Work required: Every line below that holds "FUNCTION" must be copied.

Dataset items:

[Start of Attachment]

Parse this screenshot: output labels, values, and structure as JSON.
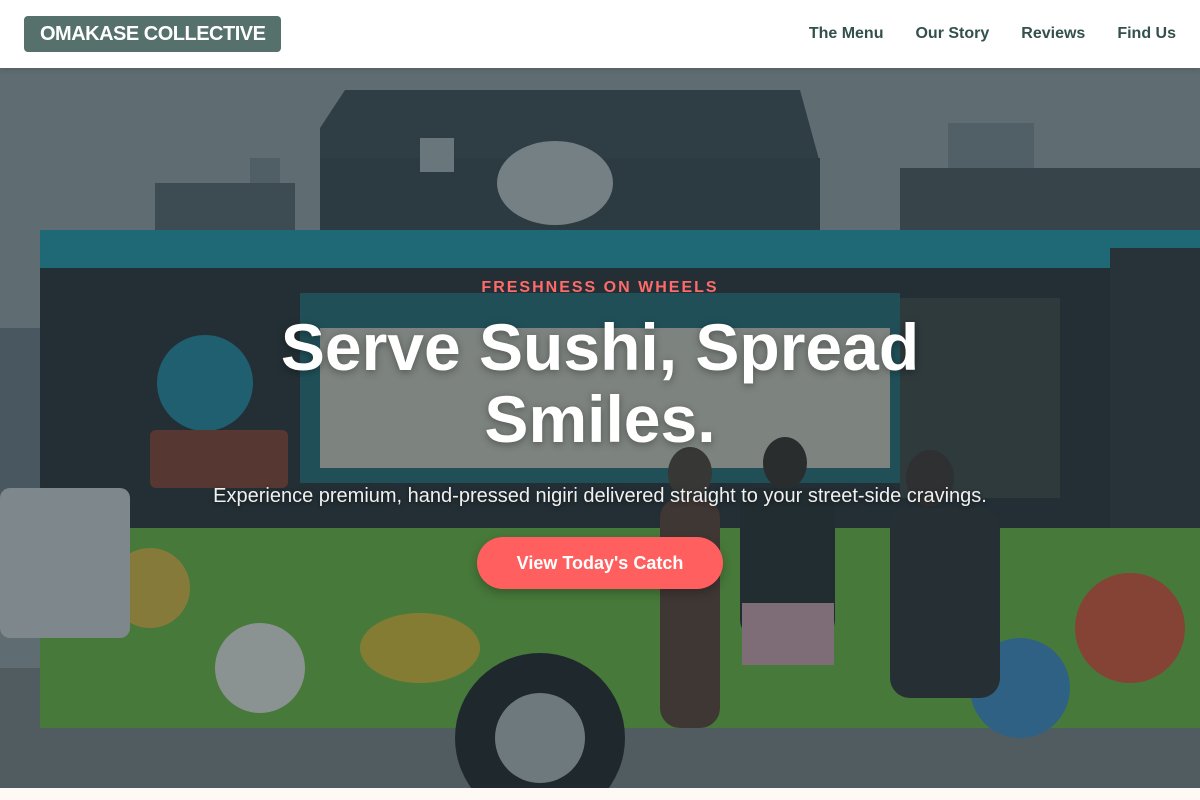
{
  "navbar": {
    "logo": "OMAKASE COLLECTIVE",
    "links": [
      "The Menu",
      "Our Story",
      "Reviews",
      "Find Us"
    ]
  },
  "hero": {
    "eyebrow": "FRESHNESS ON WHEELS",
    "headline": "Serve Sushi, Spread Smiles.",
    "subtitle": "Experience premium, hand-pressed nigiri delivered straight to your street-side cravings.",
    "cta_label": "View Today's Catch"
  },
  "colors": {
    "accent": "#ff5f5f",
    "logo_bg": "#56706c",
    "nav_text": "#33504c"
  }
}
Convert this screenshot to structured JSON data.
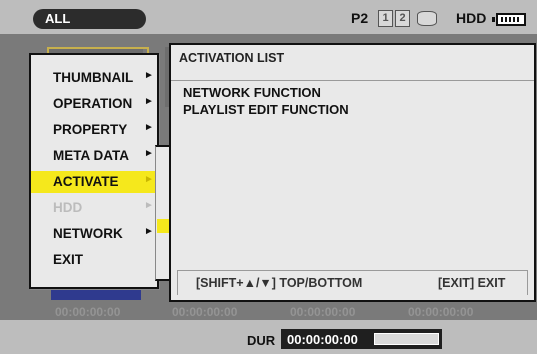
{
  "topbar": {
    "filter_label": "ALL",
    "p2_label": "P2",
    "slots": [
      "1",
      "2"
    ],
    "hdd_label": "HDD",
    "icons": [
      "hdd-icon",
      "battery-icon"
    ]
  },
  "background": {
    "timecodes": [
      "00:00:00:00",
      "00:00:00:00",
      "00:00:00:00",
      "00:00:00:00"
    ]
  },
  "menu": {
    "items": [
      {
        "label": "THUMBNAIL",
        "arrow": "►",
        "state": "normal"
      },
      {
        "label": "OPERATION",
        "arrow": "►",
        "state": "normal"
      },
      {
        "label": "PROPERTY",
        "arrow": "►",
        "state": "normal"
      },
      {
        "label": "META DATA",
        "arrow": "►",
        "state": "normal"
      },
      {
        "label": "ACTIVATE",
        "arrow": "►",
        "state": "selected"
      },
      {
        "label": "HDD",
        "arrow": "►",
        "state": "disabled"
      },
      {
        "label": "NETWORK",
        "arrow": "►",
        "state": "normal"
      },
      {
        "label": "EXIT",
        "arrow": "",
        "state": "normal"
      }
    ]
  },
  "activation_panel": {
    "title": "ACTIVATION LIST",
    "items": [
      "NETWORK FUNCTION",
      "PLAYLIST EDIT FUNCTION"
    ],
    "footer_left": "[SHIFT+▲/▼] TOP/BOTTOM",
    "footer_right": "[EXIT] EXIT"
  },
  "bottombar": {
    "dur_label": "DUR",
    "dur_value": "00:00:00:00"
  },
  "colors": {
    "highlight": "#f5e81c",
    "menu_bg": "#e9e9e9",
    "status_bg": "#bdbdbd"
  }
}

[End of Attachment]

Response to this exercise:
      "NETWORK FUNCTION",
      "PLAYLIST EDIT FUNCTION"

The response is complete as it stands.